WHAT IS BEING ASKED – Your answer should be each line of the entries that contains the word "Encounter", copied in full.

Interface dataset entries
┌──

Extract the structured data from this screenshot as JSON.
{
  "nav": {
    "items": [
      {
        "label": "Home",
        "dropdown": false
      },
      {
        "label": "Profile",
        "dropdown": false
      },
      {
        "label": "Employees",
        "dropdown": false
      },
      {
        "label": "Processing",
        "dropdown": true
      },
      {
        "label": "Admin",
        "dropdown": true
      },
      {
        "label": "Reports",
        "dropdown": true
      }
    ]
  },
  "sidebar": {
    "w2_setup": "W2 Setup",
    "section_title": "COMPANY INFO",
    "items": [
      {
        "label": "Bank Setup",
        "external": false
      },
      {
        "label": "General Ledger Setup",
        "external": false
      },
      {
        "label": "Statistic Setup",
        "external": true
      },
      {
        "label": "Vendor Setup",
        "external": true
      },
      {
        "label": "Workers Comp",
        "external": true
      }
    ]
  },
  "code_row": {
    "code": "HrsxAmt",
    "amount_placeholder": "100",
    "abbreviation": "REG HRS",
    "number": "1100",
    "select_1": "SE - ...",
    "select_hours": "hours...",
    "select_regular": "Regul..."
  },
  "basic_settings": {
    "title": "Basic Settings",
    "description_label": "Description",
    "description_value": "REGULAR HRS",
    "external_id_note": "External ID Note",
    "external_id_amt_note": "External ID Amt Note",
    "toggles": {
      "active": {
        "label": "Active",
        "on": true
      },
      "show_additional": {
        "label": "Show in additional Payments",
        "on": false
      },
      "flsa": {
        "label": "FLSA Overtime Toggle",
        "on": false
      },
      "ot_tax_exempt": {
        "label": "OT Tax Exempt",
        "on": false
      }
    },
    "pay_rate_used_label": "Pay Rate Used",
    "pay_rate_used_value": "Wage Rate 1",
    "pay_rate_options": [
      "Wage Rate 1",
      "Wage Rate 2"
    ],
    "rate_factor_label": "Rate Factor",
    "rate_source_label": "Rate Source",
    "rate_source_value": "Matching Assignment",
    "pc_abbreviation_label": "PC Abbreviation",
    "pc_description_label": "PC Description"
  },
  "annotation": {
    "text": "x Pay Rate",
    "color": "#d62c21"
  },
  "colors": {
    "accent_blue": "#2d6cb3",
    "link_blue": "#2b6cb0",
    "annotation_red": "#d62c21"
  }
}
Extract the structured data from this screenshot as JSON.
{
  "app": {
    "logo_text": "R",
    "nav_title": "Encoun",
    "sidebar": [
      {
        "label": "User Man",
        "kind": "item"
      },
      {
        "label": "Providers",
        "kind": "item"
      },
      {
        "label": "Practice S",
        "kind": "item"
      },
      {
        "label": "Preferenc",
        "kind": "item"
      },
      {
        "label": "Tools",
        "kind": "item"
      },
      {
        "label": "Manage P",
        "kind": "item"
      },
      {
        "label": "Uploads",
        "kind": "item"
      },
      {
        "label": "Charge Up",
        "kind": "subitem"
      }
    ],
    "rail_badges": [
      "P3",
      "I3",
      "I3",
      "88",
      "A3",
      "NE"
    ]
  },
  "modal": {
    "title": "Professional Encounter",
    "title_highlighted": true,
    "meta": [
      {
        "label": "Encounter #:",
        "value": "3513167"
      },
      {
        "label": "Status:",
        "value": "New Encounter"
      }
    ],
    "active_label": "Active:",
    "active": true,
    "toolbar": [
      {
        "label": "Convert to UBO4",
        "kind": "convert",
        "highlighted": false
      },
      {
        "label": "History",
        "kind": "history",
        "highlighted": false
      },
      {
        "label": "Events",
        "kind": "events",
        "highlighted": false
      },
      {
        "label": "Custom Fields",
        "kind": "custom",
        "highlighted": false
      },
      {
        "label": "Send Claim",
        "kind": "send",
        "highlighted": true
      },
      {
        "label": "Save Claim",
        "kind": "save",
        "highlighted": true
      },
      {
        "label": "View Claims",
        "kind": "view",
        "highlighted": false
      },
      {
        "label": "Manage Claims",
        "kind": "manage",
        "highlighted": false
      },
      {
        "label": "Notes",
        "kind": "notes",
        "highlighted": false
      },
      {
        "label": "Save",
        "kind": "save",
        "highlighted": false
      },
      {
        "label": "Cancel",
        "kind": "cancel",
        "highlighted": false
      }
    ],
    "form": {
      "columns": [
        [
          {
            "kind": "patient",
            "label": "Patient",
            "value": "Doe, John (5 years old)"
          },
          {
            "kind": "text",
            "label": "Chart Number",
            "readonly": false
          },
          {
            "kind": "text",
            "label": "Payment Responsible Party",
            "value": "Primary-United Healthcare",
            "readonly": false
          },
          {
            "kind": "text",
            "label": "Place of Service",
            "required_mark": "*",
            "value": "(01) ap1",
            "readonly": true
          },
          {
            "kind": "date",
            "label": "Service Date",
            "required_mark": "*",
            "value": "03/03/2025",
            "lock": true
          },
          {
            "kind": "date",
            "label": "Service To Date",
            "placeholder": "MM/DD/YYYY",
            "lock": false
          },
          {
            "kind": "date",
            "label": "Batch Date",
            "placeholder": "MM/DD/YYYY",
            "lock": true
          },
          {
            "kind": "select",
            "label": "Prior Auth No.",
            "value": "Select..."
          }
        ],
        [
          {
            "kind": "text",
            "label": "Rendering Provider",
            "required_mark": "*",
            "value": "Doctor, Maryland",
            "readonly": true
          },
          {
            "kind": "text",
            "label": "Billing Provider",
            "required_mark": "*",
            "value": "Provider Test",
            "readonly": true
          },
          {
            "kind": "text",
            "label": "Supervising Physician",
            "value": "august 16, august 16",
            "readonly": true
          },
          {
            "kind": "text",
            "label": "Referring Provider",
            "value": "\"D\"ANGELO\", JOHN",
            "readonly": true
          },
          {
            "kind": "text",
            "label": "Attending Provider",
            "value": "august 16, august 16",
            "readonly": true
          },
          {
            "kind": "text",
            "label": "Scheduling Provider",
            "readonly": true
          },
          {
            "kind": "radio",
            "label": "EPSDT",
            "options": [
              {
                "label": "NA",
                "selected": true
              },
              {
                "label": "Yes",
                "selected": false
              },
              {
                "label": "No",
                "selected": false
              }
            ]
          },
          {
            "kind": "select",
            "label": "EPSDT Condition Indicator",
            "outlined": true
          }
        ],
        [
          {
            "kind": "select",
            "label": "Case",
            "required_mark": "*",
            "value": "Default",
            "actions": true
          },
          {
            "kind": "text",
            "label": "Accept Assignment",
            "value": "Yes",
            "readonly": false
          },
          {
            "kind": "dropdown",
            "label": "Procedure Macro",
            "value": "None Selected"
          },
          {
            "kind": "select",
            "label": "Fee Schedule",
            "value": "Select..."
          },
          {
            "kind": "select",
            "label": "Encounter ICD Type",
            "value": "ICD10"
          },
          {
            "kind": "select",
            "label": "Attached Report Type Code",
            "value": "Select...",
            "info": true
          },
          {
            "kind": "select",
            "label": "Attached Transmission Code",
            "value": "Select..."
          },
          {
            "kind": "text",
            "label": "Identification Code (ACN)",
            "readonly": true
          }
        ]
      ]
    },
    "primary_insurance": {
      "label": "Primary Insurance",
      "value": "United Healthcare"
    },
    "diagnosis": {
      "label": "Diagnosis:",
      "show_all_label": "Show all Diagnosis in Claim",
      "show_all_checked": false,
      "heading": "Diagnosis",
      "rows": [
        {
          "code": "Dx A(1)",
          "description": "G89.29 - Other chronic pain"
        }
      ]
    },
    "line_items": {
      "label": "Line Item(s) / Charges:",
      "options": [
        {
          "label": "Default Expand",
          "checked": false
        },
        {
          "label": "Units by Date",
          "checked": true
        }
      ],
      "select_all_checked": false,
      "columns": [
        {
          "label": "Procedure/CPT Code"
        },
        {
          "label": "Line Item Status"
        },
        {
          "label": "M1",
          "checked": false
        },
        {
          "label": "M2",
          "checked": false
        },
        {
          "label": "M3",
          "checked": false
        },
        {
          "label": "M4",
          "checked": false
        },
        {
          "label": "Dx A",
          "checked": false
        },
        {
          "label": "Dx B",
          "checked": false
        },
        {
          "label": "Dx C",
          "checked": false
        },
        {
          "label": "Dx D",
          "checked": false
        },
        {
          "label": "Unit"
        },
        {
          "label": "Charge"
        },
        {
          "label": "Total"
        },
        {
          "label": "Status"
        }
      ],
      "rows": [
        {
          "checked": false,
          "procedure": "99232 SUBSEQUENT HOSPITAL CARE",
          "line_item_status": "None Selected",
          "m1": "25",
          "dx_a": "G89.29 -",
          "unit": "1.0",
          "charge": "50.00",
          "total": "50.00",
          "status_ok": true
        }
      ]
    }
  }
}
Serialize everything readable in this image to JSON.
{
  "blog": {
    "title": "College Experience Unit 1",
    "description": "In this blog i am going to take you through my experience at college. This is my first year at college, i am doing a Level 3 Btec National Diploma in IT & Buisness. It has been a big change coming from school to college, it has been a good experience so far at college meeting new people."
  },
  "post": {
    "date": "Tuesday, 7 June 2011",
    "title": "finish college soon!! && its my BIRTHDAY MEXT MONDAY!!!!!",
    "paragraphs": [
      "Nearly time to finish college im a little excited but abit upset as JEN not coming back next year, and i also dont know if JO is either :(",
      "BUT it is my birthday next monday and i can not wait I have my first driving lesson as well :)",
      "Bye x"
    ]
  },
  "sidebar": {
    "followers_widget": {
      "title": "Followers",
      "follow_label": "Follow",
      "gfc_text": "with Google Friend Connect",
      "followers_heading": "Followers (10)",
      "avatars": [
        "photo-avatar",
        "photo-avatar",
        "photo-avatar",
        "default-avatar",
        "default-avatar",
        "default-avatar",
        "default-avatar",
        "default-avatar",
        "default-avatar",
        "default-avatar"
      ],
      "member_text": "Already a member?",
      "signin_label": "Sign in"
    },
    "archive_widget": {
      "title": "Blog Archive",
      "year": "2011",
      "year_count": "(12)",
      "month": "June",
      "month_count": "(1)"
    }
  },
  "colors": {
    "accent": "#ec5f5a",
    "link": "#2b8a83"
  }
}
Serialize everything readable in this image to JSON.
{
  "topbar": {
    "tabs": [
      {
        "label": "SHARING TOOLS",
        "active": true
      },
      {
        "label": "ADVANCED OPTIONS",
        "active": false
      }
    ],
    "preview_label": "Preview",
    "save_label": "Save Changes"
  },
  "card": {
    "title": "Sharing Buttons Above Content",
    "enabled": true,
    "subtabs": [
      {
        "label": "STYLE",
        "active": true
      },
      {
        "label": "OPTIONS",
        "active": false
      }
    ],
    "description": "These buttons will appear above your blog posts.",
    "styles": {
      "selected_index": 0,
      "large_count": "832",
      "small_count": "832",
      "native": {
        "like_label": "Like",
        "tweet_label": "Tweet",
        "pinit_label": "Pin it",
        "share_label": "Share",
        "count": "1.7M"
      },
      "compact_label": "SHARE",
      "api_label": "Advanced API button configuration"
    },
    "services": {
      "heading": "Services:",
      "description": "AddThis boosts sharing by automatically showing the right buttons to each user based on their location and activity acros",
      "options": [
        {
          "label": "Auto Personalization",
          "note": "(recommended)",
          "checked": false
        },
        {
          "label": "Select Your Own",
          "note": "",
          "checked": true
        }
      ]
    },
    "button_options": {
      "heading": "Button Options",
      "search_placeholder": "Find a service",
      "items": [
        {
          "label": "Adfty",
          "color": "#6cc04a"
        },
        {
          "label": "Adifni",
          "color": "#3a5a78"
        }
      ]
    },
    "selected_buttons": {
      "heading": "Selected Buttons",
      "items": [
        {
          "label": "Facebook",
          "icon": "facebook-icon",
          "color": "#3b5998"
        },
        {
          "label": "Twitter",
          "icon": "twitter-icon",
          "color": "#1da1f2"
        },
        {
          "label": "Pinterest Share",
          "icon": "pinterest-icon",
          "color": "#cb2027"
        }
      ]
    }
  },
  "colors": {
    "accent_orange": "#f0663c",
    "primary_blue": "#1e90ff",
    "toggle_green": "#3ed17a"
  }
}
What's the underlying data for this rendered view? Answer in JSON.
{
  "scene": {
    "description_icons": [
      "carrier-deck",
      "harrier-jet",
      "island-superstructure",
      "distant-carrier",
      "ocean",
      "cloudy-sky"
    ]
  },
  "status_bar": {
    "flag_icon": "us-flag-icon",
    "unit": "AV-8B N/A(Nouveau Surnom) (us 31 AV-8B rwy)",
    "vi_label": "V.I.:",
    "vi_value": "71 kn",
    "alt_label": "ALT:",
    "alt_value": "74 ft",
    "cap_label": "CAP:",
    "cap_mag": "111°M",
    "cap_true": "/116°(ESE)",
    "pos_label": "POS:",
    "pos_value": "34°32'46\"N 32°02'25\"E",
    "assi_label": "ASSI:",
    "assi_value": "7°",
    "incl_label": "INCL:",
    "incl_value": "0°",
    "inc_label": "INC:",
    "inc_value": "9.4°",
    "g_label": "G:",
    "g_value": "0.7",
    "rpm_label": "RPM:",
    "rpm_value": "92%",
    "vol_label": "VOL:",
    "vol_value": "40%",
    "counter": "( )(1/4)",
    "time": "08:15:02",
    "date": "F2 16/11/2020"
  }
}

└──

RESULT FOR THIS EXERCISE –
    "title": "Professional Encounter",
        "label": "Encounter #:",
        "value": "New Encounter"
            "label": "Encounter ICD Type",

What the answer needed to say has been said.